“This place has been in existence for years and serving people with water. The vendors usually come here every morning to start their work and close in the evening. We serve at least 200 trucks every day and most of the trucks carry 20 Jerry cans; very few carry less than that. The business is really paying averagely but people don’t even know,” he said.
According to him, the wrong perception of the business by Kano people is part of the reason why it is dominated by people from neighbouring states like Katsina and Jigawa and even individuals from neighbouring countries like Niger Republic and Chad.
One of the vendors, Malam Jamilu Lawan, who has been in the business for over 20 years, said although his family lives in Katsina, he is feeding them and sponsoring his children’s education through the business.
“With this business, I cater for all my needs including that of my two wives and nine children. All my children are in school and doing well. Every day, I make between N1,500 and N2,500 and Alhamdulillah, I am contented.
“The only problem we have with this business is how a boy younger than your son will treat you. This has been my source of livelihood since the military regime in the country. I got my first truck weeks before the death of Abacha. In this business, despite the roles we play in providing drinking water for the residents, we are never accorded any respect by the customers and society. People see us as useless,” he lamented, while pushing his truck with 20 Jerry cans along the popular Kofar Nasarawa area.
Another water vendor, who sells water within Kurna area, Salihu Lawan, 26, said although he is making it through the business, he will not stay long in it before looking for a ‘more dignified’ job.
The Katsina-born Lawan said he came to Kano when he was around 17 years old for Qur’anic studies and later decided to venture into the business to avoid begging for food. He said they normally get the trucks from housewives and they remit money on a weekly basis.
“With this business, I can say my life is okay. But many people have said that the business poses a threat to our life. Also, people don’t value us although we are serving them with water for daily usage. Imagine life without us, where will people get water from?” He asked.
He added that with the increase in diesel price, they now pay N240 for 12 Jerry cans, against the previous price of N150.
“That is why we sell to our regular customers at N35 per Jerry can and N40 for others, unlike before when it was N20 or even N15. We have regular customers that have relied on us for many years; they will not buy from anyone else except us.
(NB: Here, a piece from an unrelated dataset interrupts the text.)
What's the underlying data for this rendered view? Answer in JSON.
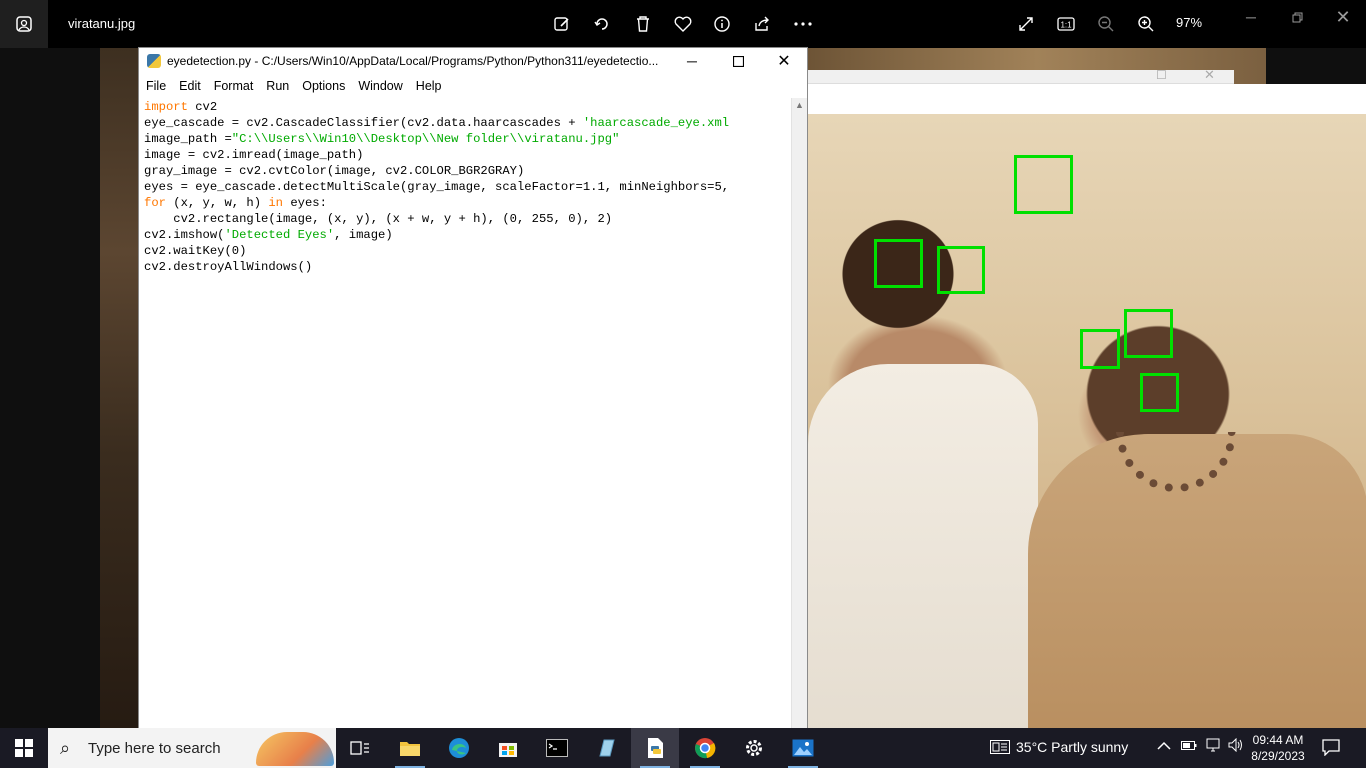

“Every day, I make seven to eight trips and from that I make around N3,000. In the morning, I make like five trips of 12 Jerry cans per truck while in the afternoon I do two or three depending on the weather and my strength,” he explained.
For Ibrahim Lawan, also from Katsina State, the five years he has spent in the business of selling water to Kano residents has been a rollercoaster. He said he makes six to seven trips every day during the hot weather and four to five during the cold season.
He said although he has been treated badly several times, he never considers it as bad because he is busy with his work and looking for a way to survive.
“I supply water to Yakasai, Durumin Iya, Kankarofi, Durmin Zungura and many other places in the city. I don’t care what people say, I am just busy with my business and always happy. I buy 20 Jerry cans of water for N100 from this place and sell each N50, which means for every trip I have N1,000. So, why should I worry myself when I earn almost N5,000 in a day,” he concluded.
However, many of the water vendors who spoke to Daily Trust noted that while they are making money in the business, they are also playing a great role in serving people with water, adding that without their services, many activities in the households and other places will experience failure.